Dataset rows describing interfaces
◆ ◆ ◆ ◆ ◆

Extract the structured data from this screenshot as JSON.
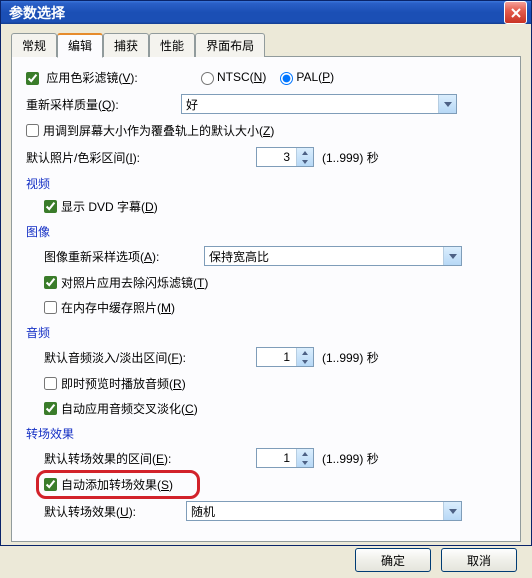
{
  "window": {
    "title": "参数选择"
  },
  "tabs": [
    "常规",
    "编辑",
    "捕获",
    "性能",
    "界面布局"
  ],
  "active_tab_index": 1,
  "content": {
    "apply_color_filter": "应用色彩滤镜",
    "apply_color_filter_key": "V",
    "ntsc": "NTSC",
    "ntsc_key": "N",
    "pal": "PAL",
    "pal_key": "P",
    "resample_quality": "重新采样质量",
    "resample_quality_key": "Q",
    "resample_value": "好",
    "resize_original": "用调到屏幕大小作为覆叠轨上的默认大小",
    "resize_original_key": "Z",
    "default_photo_interval": "默认照片/色彩区间",
    "default_photo_interval_key": "I",
    "default_photo_value": "3",
    "interval_hint": "(1..999) 秒",
    "video_title": "视频",
    "show_dvd_subtitle": "显示 DVD 字幕",
    "show_dvd_subtitle_key": "D",
    "image_title": "图像",
    "image_resample_option": "图像重新采样选项",
    "image_resample_option_key": "A",
    "image_resample_value": "保持宽高比",
    "deflicker": "对照片应用去除闪烁滤镜",
    "deflicker_key": "T",
    "cache_photos": "在内存中缓存照片",
    "cache_photos_key": "M",
    "audio_title": "音频",
    "audio_fade_interval": "默认音频淡入/淡出区间",
    "audio_fade_interval_key": "F",
    "audio_fade_value": "1",
    "instant_preview": "即时预览时播放音频",
    "instant_preview_key": "R",
    "auto_crossfade": "自动应用音频交叉淡化",
    "auto_crossfade_key": "C",
    "transition_title": "转场效果",
    "transition_interval": "默认转场效果的区间",
    "transition_interval_key": "E",
    "transition_interval_value": "1",
    "auto_add_transition": "自动添加转场效果",
    "auto_add_transition_key": "S",
    "default_transition": "默认转场效果",
    "default_transition_key": "U",
    "default_transition_value": "随机"
  },
  "buttons": {
    "ok": "确定",
    "cancel": "取消"
  }
}
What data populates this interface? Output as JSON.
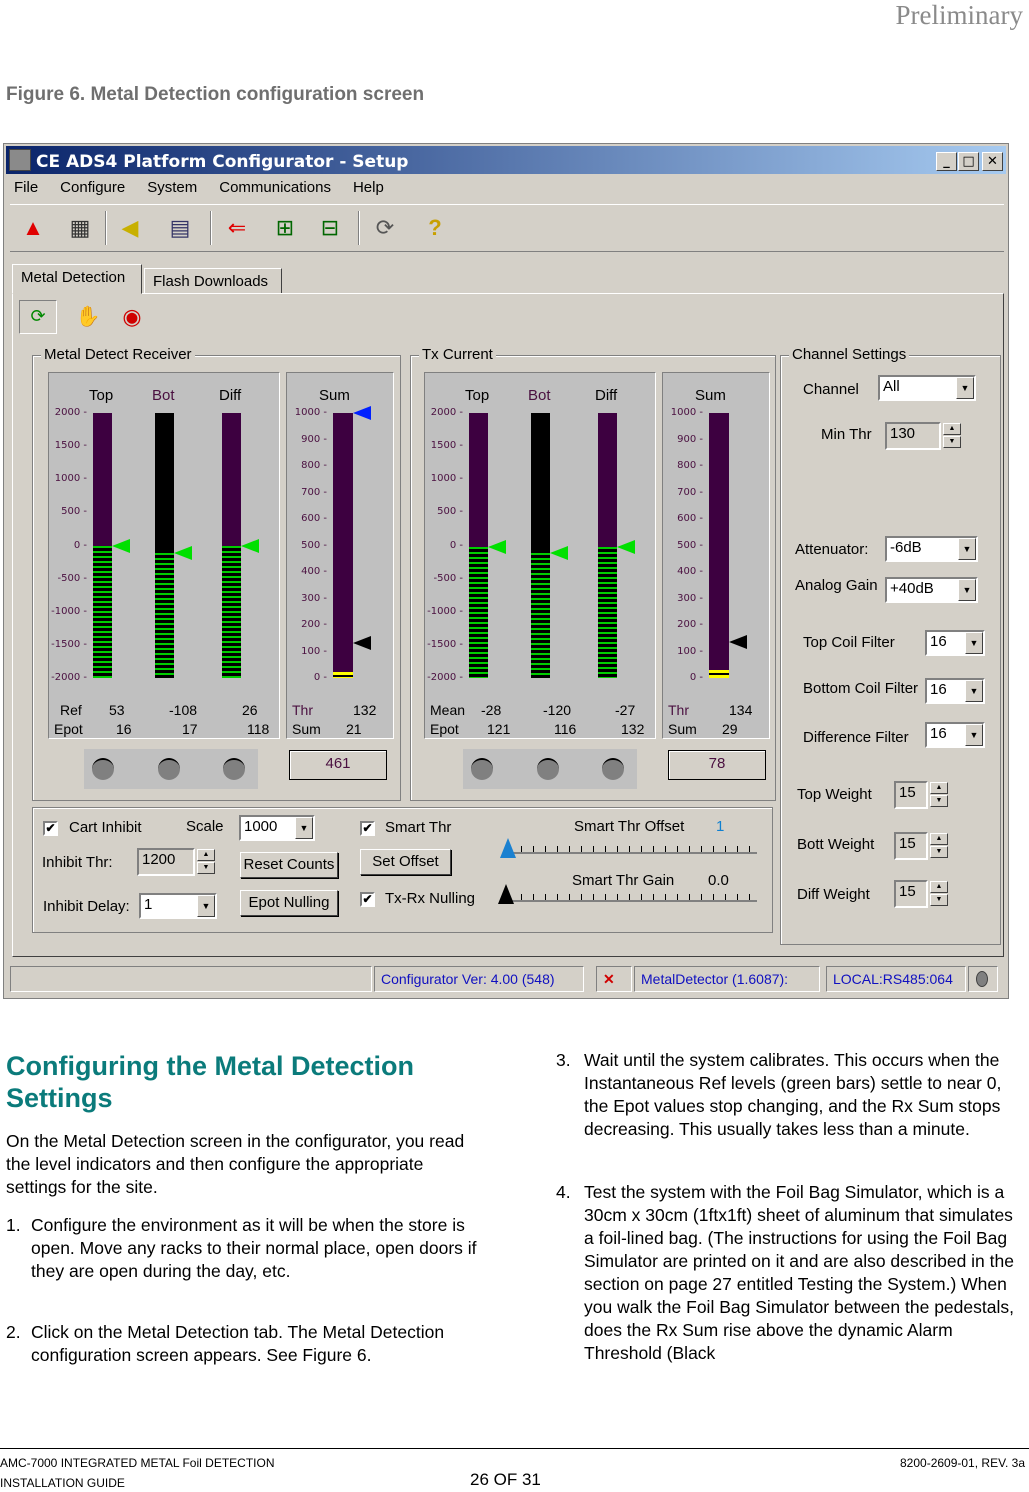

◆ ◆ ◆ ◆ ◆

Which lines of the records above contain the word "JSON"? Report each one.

Extract the structured data from this screenshot as JSON.
What data populates this interface? Output as JSON.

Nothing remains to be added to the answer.